Dataset rows for apps and sites:
┄┄┄┄┄┄

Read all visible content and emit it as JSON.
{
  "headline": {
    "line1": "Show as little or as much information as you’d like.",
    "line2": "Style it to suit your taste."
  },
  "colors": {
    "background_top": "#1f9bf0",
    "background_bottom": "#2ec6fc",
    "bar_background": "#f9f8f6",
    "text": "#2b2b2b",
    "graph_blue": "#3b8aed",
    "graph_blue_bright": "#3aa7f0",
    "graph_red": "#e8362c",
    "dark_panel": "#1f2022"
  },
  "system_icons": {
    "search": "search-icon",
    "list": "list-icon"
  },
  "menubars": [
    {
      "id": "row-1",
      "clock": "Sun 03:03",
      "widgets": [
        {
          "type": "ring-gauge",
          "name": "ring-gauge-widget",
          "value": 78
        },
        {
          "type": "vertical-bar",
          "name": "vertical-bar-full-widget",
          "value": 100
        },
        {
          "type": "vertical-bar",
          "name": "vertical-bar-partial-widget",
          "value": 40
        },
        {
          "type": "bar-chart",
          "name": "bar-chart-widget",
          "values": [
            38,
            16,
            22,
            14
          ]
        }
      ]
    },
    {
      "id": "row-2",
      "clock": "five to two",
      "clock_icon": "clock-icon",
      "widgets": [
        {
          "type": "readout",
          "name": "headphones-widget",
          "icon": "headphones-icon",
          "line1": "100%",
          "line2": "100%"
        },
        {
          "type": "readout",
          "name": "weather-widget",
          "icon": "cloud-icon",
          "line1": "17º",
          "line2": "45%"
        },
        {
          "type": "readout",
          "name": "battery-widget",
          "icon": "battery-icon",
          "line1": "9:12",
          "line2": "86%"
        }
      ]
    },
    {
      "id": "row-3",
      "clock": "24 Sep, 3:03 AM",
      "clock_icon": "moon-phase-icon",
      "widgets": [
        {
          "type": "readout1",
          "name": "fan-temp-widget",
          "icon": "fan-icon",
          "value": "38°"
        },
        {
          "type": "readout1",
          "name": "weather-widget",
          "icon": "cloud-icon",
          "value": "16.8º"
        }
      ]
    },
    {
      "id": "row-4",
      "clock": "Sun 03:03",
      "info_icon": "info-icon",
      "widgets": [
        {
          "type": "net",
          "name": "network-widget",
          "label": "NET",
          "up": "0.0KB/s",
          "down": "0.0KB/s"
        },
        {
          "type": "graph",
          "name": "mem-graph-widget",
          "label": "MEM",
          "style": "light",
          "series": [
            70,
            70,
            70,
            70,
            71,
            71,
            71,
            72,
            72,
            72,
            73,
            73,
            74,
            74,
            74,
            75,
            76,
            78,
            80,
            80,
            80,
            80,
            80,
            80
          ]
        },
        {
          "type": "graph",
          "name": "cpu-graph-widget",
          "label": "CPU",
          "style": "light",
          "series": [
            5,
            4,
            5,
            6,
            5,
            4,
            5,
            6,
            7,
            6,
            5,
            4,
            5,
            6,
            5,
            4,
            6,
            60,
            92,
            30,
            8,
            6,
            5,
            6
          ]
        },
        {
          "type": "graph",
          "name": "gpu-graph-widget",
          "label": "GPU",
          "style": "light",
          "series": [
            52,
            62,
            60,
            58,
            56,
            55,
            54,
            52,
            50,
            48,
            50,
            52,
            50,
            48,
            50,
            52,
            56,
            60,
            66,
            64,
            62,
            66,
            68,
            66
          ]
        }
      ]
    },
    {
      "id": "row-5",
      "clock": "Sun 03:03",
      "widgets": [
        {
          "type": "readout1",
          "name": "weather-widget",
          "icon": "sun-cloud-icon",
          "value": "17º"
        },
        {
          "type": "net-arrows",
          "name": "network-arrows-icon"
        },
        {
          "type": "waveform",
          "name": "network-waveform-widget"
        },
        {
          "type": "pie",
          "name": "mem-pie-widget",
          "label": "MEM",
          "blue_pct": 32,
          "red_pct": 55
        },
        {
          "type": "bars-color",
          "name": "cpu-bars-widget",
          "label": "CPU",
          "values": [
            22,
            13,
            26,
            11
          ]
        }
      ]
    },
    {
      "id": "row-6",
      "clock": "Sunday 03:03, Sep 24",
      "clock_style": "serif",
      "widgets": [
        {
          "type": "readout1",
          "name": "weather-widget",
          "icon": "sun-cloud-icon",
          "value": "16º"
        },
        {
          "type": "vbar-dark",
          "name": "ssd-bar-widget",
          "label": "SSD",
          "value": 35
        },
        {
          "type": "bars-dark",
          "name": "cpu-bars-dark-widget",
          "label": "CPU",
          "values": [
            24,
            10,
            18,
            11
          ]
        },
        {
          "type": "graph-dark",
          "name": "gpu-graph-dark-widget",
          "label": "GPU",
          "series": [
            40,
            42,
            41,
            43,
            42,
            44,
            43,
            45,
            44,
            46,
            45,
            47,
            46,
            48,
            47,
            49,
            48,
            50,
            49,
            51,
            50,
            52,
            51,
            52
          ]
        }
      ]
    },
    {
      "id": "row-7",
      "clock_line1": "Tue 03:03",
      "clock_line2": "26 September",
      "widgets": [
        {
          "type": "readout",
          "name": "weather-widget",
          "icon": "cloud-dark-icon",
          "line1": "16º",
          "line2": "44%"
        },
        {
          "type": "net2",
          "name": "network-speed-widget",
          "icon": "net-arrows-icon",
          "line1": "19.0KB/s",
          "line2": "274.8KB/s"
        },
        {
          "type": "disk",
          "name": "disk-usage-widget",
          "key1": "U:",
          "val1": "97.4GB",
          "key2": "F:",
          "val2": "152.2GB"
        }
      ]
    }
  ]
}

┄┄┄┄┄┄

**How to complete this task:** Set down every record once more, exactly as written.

**Answer section:**
Read all visible content and emit it as JSON.
{
  "headline": {
    "line1": "Show as little or as much information as you’d like.",
    "line2": "Style it to suit your taste."
  },
  "colors": {
    "background_top": "#1f9bf0",
    "background_bottom": "#2ec6fc",
    "bar_background": "#f9f8f6",
    "text": "#2b2b2b",
    "graph_blue": "#3b8aed",
    "graph_blue_bright": "#3aa7f0",
    "graph_red": "#e8362c",
    "dark_panel": "#1f2022"
  },
  "system_icons": {
    "search": "search-icon",
    "list": "list-icon"
  },
  "menubars": [
    {
      "id": "row-1",
      "clock": "Sun 03:03",
      "widgets": [
        {
          "type": "ring-gauge",
          "name": "ring-gauge-widget",
          "value": 78
        },
        {
          "type": "vertical-bar",
          "name": "vertical-bar-full-widget",
          "value": 100
        },
        {
          "type": "vertical-bar",
          "name": "vertical-bar-partial-widget",
          "value": 40
        },
        {
          "type": "bar-chart",
          "name": "bar-chart-widget",
          "values": [
            38,
            16,
            22,
            14
          ]
        }
      ]
    },
    {
      "id": "row-2",
      "clock": "five to two",
      "clock_icon": "clock-icon",
      "widgets": [
        {
          "type": "readout",
          "name": "headphones-widget",
          "icon": "headphones-icon",
          "line1": "100%",
          "line2": "100%"
        },
        {
          "type": "readout",
          "name": "weather-widget",
          "icon": "cloud-icon",
          "line1": "17º",
          "line2": "45%"
        },
        {
          "type": "readout",
          "name": "battery-widget",
          "icon": "battery-icon",
          "line1": "9:12",
          "line2": "86%"
        }
      ]
    },
    {
      "id": "row-3",
      "clock": "24 Sep, 3:03 AM",
      "clock_icon": "moon-phase-icon",
      "widgets": [
        {
          "type": "readout1",
          "name": "fan-temp-widget",
          "icon": "fan-icon",
          "value": "38°"
        },
        {
          "type": "readout1",
          "name": "weather-widget",
          "icon": "cloud-icon",
          "value": "16.8º"
        }
      ]
    },
    {
      "id": "row-4",
      "clock": "Sun 03:03",
      "info_icon": "info-icon",
      "widgets": [
        {
          "type": "net",
          "name": "network-widget",
          "label": "NET",
          "up": "0.0KB/s",
          "down": "0.0KB/s"
        },
        {
          "type": "graph",
          "name": "mem-graph-widget",
          "label": "MEM",
          "style": "light",
          "series": [
            70,
            70,
            70,
            70,
            71,
            71,
            71,
            72,
            72,
            72,
            73,
            73,
            74,
            74,
            74,
            75,
            76,
            78,
            80,
            80,
            80,
            80,
            80,
            80
          ]
        },
        {
          "type": "graph",
          "name": "cpu-graph-widget",
          "label": "CPU",
          "style": "light",
          "series": [
            5,
            4,
            5,
            6,
            5,
            4,
            5,
            6,
            7,
            6,
            5,
            4,
            5,
            6,
            5,
            4,
            6,
            60,
            92,
            30,
            8,
            6,
            5,
            6
          ]
        },
        {
          "type": "graph",
          "name": "gpu-graph-widget",
          "label": "GPU",
          "style": "light",
          "series": [
            52,
            62,
            60,
            58,
            56,
            55,
            54,
            52,
            50,
            48,
            50,
            52,
            50,
            48,
            50,
            52,
            56,
            60,
            66,
            64,
            62,
            66,
            68,
            66
          ]
        }
      ]
    },
    {
      "id": "row-5",
      "clock": "Sun 03:03",
      "widgets": [
        {
          "type": "readout1",
          "name": "weather-widget",
          "icon": "sun-cloud-icon",
          "value": "17º"
        },
        {
          "type": "net-arrows",
          "name": "network-arrows-icon"
        },
        {
          "type": "waveform",
          "name": "network-waveform-widget"
        },
        {
          "type": "pie",
          "name": "mem-pie-widget",
          "label": "MEM",
          "blue_pct": 32,
          "red_pct": 55
        },
        {
          "type": "bars-color",
          "name": "cpu-bars-widget",
          "label": "CPU",
          "values": [
            22,
            13,
            26,
            11
          ]
        }
      ]
    },
    {
      "id": "row-6",
      "clock": "Sunday 03:03, Sep 24",
      "clock_style": "serif",
      "widgets": [
        {
          "type": "readout1",
          "name": "weather-widget",
          "icon": "sun-cloud-icon",
          "value": "16º"
        },
        {
          "type": "vbar-dark",
          "name": "ssd-bar-widget",
          "label": "SSD",
          "value": 35
        },
        {
          "type": "bars-dark",
          "name": "cpu-bars-dark-widget",
          "label": "CPU",
          "values": [
            24,
            10,
            18,
            11
          ]
        },
        {
          "type": "graph-dark",
          "name": "gpu-graph-dark-widget",
          "label": "GPU",
          "series": [
            40,
            42,
            41,
            43,
            42,
            44,
            43,
            45,
            44,
            46,
            45,
            47,
            46,
            48,
            47,
            49,
            48,
            50,
            49,
            51,
            50,
            52,
            51,
            52
          ]
        }
      ]
    },
    {
      "id": "row-7",
      "clock_line1": "Tue 03:03",
      "clock_line2": "26 September",
      "widgets": [
        {
          "type": "readout",
          "name": "weather-widget",
          "icon": "cloud-dark-icon",
          "line1": "16º",
          "line2": "44%"
        },
        {
          "type": "net2",
          "name": "network-speed-widget",
          "icon": "net-arrows-icon",
          "line1": "19.0KB/s",
          "line2": "274.8KB/s"
        },
        {
          "type": "disk",
          "name": "disk-usage-widget",
          "key1": "U:",
          "val1": "97.4GB",
          "key2": "F:",
          "val2": "152.2GB"
        }
      ]
    }
  ]
}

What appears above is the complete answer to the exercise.